» **Directions for this task**
Please copy each line in the records below that contains the string "arrow".

◇ ◇ ◇ ◇

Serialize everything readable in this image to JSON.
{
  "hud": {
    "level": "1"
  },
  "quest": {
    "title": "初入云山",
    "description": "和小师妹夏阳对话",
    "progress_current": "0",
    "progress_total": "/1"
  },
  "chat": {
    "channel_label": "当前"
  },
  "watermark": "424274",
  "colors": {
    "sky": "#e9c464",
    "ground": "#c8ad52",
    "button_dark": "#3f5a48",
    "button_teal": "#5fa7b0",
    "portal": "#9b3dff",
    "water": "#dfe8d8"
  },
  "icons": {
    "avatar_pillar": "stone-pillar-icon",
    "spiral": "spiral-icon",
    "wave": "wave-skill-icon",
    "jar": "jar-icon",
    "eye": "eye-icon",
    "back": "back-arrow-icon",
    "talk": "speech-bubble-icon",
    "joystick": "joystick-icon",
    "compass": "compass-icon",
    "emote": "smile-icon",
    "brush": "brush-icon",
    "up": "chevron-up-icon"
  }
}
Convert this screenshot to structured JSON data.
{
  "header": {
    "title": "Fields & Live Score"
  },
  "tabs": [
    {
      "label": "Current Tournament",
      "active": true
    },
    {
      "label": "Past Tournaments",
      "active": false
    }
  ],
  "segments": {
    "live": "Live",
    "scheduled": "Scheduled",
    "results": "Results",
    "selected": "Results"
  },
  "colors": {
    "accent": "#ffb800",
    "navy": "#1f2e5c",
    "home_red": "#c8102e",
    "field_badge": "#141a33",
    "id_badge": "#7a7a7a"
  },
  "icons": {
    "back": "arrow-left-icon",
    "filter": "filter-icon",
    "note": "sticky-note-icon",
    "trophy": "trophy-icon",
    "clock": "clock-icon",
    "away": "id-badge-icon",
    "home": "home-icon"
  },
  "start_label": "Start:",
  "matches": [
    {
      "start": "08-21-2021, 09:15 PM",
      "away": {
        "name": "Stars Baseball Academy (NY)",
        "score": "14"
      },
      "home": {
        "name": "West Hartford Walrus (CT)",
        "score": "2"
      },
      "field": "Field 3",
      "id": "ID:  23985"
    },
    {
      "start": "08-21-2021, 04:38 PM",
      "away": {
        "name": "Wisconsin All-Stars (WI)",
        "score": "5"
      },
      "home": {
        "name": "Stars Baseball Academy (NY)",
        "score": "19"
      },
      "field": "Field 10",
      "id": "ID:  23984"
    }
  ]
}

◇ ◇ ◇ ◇

» **Answer below**
    "back": "back-arrow-icon",
    "back": "arrow-left-icon",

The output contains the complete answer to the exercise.